* I do not officially support this. The consumption of raw eggs is severely risky, and I won’t even do it on a dare.

The “Mrs. Hutch”

This past weekend, The Boyfriend and I celebrated our birthdays (and America’s birthday, too!) with a fabulous little shindig. And by “little,” I mean “300+ guests.”

The Boyfriend’s roommate’s family was in town, and his mother spent quite a bit of time in the kitchen while I was prepping the snacks for the party. Chances are, if you spend more than an hour in the kitchen with me, I’m either going to feed you or get you drunk (or both!).

And so…the Mrs. Hutch. A refreshing summer cocktail/punch for a sweet lady who doesn’t like beer.


Mrs. Hutch hanging out in the backyard.

The Recipe:
The “Mrs. Hutch”

juice of 5 oranges
2 tbsp lemon juice
2/3 c sugar
1 packet black cherry Kool-Aid
2/3 c raspberry vodka
7up (or Sprite, or other lemon-lime soda)

Do This

Pour orange juice, lemon juice, and raspberry vodka into a large pitcher. Stir in sugar and Kool-Aid until all powder has dissolved. Pour 7up into the mixture until the pitcher is full. Serve chilled or over ice, and enjoy responsibly!

Coming soon: more party foods.
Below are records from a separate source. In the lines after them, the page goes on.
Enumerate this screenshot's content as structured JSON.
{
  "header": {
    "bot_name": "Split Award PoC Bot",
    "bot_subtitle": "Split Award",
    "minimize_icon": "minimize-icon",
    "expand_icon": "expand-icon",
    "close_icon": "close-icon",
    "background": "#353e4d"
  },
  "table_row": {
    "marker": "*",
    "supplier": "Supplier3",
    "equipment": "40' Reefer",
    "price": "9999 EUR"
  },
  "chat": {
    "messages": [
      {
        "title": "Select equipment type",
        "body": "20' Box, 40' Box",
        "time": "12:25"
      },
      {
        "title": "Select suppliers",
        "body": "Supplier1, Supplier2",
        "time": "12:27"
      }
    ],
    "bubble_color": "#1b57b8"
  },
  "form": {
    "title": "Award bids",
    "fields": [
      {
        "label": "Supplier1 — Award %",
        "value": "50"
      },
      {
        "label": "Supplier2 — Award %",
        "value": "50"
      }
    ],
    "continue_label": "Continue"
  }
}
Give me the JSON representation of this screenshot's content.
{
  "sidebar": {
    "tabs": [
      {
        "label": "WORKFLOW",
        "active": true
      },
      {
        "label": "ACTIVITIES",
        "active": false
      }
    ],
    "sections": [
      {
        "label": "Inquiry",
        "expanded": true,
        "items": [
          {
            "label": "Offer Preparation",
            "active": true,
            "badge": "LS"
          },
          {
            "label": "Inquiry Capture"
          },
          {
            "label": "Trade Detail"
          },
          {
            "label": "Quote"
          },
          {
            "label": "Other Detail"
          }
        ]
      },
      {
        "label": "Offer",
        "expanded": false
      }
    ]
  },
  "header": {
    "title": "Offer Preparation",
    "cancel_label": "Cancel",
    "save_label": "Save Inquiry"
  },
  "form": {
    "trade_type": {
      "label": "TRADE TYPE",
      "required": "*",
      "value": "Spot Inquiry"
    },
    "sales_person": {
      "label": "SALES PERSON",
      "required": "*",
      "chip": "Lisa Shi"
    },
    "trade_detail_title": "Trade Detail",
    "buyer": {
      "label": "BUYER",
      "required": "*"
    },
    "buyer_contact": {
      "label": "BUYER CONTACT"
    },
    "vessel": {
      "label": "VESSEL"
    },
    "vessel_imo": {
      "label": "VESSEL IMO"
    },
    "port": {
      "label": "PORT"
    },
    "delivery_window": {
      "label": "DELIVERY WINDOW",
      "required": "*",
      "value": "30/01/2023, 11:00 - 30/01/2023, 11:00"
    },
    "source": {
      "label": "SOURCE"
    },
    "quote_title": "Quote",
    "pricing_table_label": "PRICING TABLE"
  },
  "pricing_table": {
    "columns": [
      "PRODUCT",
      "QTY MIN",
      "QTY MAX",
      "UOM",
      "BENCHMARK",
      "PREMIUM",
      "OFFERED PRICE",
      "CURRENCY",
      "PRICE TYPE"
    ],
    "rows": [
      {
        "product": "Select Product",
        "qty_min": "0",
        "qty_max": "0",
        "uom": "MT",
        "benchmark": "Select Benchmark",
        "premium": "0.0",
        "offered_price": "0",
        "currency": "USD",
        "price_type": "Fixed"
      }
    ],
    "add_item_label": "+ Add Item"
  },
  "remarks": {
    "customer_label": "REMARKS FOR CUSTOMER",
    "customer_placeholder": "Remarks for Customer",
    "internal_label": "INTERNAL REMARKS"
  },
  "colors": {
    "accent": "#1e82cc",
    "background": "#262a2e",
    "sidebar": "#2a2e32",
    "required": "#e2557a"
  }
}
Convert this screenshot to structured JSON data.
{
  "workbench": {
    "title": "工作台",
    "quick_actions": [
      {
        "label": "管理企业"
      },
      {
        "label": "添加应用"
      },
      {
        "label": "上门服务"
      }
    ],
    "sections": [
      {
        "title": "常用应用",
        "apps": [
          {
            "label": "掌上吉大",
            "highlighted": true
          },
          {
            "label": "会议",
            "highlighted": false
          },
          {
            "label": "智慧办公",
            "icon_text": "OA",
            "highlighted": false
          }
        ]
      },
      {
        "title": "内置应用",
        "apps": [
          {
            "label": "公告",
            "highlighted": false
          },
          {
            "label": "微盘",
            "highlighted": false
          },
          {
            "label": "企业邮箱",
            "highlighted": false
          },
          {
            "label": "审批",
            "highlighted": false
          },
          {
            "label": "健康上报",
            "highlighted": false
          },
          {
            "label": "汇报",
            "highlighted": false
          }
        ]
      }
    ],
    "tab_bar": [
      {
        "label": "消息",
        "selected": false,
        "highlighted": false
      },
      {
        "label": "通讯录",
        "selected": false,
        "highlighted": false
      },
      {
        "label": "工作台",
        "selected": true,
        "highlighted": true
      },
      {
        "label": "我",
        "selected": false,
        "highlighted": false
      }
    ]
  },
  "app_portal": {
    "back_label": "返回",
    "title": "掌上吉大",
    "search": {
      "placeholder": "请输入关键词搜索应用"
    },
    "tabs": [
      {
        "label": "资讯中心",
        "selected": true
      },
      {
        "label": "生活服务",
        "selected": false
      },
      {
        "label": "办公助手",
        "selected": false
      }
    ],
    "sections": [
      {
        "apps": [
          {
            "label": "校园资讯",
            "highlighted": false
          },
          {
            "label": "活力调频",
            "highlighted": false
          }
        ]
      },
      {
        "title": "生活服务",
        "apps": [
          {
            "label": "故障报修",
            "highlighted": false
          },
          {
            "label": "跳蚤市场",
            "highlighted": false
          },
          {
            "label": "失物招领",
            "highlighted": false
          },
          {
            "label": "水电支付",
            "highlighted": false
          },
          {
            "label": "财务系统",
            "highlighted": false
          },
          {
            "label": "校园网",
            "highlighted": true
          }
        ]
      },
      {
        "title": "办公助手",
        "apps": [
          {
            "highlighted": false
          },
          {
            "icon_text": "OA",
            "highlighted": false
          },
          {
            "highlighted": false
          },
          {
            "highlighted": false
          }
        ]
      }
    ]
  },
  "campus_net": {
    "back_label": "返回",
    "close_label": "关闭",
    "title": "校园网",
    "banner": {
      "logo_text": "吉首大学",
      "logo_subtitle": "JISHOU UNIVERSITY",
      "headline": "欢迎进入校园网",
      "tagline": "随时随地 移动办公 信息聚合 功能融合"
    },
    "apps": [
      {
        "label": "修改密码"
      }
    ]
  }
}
Cheesecake bites, bacon-wrapped dates with goat cheese and almonds, jello shot citrus fruits, and more!

Berry Bisque

Larger (clickable) photos coming soon, I promise!


Berry bisque, or, what to do with the random strawberries and blueberries that you aren’t using for a red-white-and-blue cheesecake.

The Recipe:
Berry Bisque

1 1/2 cups fresh strawberries, hulled
1/2 cup frozen blueberries (fresh work, too, mine were just hanging out in the freezer)
1/3 cup sugar
1/2 tsp vanilla
1 tbsp lemon juice
1 tsp raspberry extract
1 cup heavy whipping cream

Do This
Chop the strawberries into quarters, and place in a blender with blueberries. Add sugar, vanilla, raspberry extract, lemon juice, and cream, and puree (or pulse, or frappe, or whatever your favorite blender setting is) until the mixture is light pinkish-purple in color and the texture of a melted milkshake.
Pour the blend into a bowl (it’s okay to have a taste first, it’s berry delicious) and cover with plastic wrap. Refrigerate for several hours.
When ready to serve, remove from the fridge. The bisque will have set, and thickened to approximately the texture of Cool Whip. Give it a few quick stirs to return it to a thick-but-pourable consistency. Serve in a martini glass or dessert bowl, topped with a strawberry.

Outside photos >>> windowsill photos.


If you look closely, you can see some of the pretty purple flowers from my front yard behind the rim of the glass.

This is unbelievably easy – put things in blender, push button, pour into bowl, chill. Despite the minimal effort involved, it’s very tasty. If I had fresh raspberries on hand, I would have added those as well. As it were, I had a bottle of raspberry extract.

I’m not sure if this even remotely resembles the strawberry bisque often served on cruise lines, but the recipe is quite similar, so I’m guessing it’s not too far off.